-- DATA UNDER STUDY follows --

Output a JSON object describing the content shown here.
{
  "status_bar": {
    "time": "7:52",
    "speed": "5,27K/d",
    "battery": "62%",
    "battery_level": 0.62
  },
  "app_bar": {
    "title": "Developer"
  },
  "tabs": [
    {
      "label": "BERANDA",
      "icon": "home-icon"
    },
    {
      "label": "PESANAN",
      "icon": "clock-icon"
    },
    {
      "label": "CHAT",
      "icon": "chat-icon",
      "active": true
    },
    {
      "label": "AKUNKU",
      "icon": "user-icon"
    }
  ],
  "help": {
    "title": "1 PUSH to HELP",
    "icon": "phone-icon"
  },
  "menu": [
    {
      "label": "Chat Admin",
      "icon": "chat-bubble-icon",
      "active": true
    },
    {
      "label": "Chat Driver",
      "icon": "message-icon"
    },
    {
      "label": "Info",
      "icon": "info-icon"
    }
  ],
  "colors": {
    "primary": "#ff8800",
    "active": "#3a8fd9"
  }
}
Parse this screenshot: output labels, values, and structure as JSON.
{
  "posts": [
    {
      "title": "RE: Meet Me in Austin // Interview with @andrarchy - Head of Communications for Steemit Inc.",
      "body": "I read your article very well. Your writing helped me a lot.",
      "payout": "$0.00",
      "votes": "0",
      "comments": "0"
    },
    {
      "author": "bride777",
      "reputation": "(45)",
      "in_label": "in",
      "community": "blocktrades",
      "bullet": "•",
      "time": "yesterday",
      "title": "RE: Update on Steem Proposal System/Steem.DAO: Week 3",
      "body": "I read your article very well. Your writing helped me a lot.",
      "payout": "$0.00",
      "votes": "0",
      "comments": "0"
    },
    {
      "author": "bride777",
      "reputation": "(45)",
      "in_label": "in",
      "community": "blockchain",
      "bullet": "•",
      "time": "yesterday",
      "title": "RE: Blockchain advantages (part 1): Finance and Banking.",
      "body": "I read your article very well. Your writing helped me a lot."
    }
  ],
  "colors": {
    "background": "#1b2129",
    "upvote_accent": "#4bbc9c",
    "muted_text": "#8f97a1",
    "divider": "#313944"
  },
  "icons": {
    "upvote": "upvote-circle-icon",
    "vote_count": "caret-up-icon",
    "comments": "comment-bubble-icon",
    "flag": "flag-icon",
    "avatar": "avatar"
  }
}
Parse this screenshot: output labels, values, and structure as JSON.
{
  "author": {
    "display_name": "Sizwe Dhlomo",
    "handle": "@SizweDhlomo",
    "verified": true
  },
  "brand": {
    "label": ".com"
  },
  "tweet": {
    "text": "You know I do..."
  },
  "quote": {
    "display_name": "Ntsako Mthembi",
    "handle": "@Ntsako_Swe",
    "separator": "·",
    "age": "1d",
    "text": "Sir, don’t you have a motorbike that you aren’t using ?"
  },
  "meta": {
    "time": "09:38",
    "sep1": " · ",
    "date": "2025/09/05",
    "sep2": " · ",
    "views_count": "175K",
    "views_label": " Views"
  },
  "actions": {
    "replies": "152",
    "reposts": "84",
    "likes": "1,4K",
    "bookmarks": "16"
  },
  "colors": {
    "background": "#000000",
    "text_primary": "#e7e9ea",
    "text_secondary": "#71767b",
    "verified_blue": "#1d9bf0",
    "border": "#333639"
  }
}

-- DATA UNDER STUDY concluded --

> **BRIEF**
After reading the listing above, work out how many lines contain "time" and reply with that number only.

> **SOLVED EXERCISE**
4